[Interface dataset entries]
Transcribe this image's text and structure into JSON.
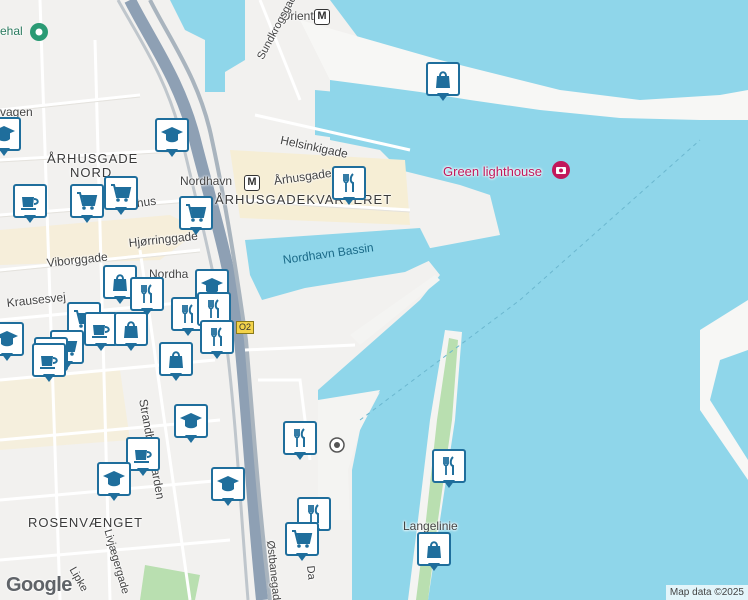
{
  "labels": {
    "orientkaj": "Orientkaj",
    "sundkrogsgade": "Sundkrogsgade",
    "helsinkigade": "Helsinkigade",
    "green_lighthouse": "Green lighthouse",
    "aarhusgade": "Århusgade",
    "aarhusgadekvarteret": "ÅRHUSGADEKVARTERET",
    "aarhusgade_nord_1": "ÅRHUSGADE",
    "aarhusgade_nord_2": "NORD",
    "nordhavn_1": "Nordhavn",
    "nordhavn_2": "Nordha",
    "nordhavn_bassin": "Nordhavn Bassin",
    "viborggade": "Viborggade",
    "hjorringgade": "Hjørringgade",
    "krausesvej": "Krausesvej",
    "strandboulevarden": "Strandboulevarden",
    "rosenvaenget": "ROSENVÆNGET",
    "livjaegergade": "Livjægergade",
    "ostbanegade": "Østbanegade",
    "langelinie": "Langelinie",
    "vagen": "vagen",
    "ehal": "ehal",
    "aarhusgade_stub": "Århus",
    "da_stub": "Da",
    "lipk_stub": "Lipke",
    "road_number": "O2"
  },
  "metro_symbol": "M",
  "icons": {
    "shopping": "shopping-bag-icon",
    "restaurant": "restaurant-icon",
    "cafe": "cafe-icon",
    "grocery": "shopping-cart-icon",
    "school": "school-icon",
    "camera": "camera-icon",
    "metro": "metro-icon"
  },
  "colors": {
    "water": "#8fd6ea",
    "park": "#b9dfb0",
    "pin_border": "#1f6e9c",
    "poi_text": "#c2185b",
    "highway": "#8ea0b4",
    "built_area": "#f6eed5"
  },
  "attribution": {
    "logo": "Google",
    "map_data": "Map data ©2025"
  }
}
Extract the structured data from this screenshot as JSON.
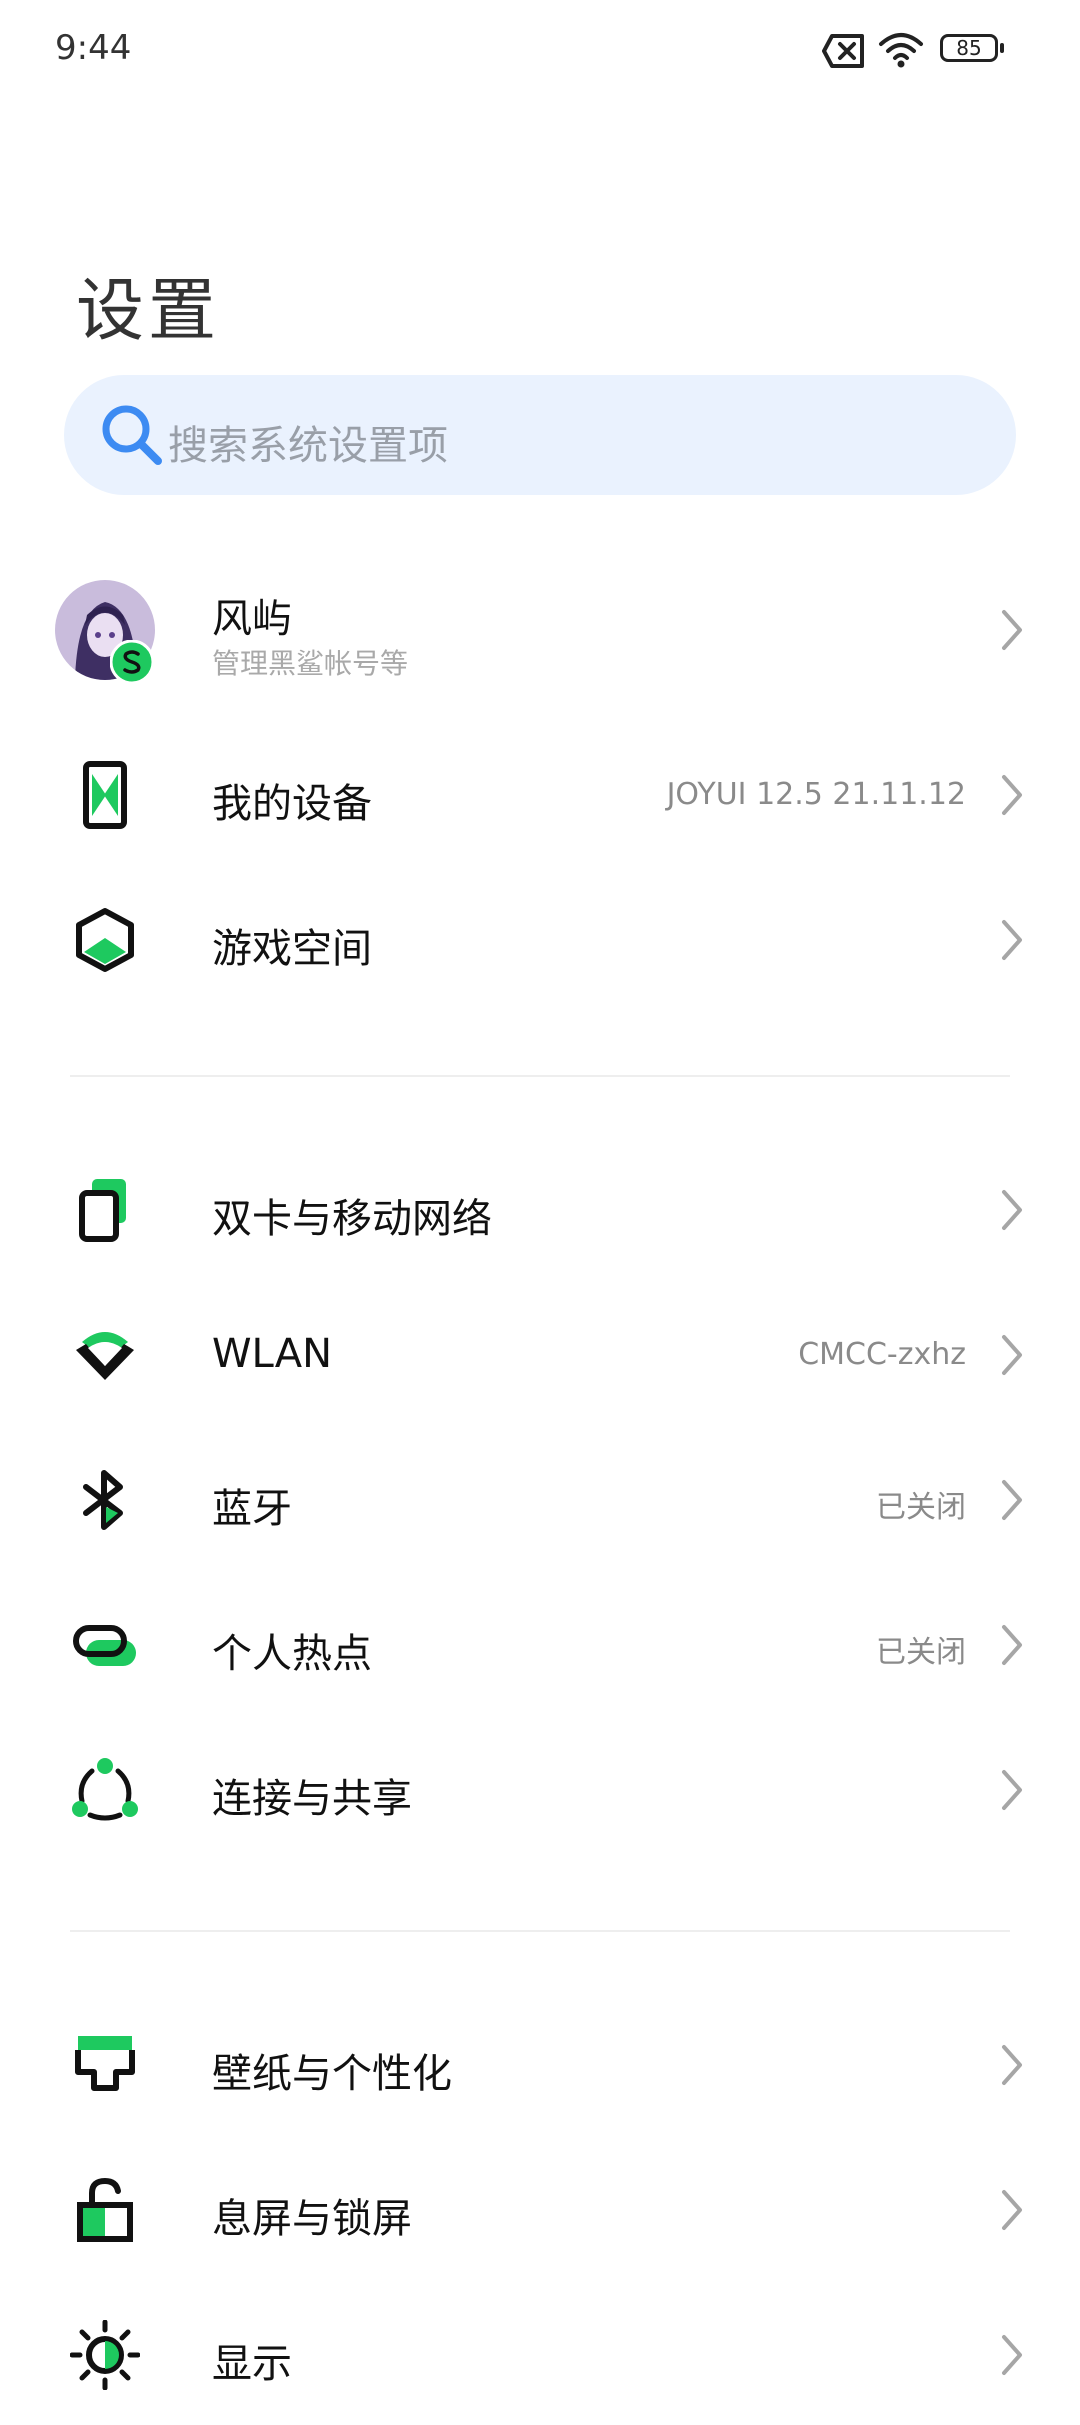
{
  "status_bar": {
    "time": "9:44",
    "battery": "85",
    "icons": [
      "sim-error-icon",
      "wifi-icon",
      "battery-icon"
    ]
  },
  "page": {
    "title": "设置"
  },
  "search": {
    "placeholder": "搜索系统设置项"
  },
  "profile": {
    "name": "风屿",
    "subtitle": "管理黑鲨帐号等"
  },
  "groups": [
    {
      "items": [
        {
          "label": "我的设备",
          "value": "JOYUI 12.5 21.11.12",
          "icon": "phone-device-icon"
        },
        {
          "label": "游戏空间",
          "value": "",
          "icon": "game-space-icon"
        }
      ]
    },
    {
      "items": [
        {
          "label": "双卡与移动网络",
          "value": "",
          "icon": "sim-card-icon"
        },
        {
          "label": "WLAN",
          "value": "CMCC-zxhz",
          "icon": "wlan-icon"
        },
        {
          "label": "蓝牙",
          "value": "已关闭",
          "icon": "bluetooth-icon"
        },
        {
          "label": "个人热点",
          "value": "已关闭",
          "icon": "hotspot-icon"
        },
        {
          "label": "连接与共享",
          "value": "",
          "icon": "share-icon"
        }
      ]
    },
    {
      "items": [
        {
          "label": "壁纸与个性化",
          "value": "",
          "icon": "wallpaper-icon"
        },
        {
          "label": "息屏与锁屏",
          "value": "",
          "icon": "lock-icon"
        },
        {
          "label": "显示",
          "value": "",
          "icon": "display-icon"
        }
      ]
    }
  ],
  "colors": {
    "accent_green": "#1ec95f",
    "search_bg": "#eaf2fe",
    "search_icon": "#3d8bf2"
  }
}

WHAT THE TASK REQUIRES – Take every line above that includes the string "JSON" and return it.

OUTPUT OF THE TASK –
Transcribe this image's text and structure into JSON.
Extract the structured data from this screenshot as JSON.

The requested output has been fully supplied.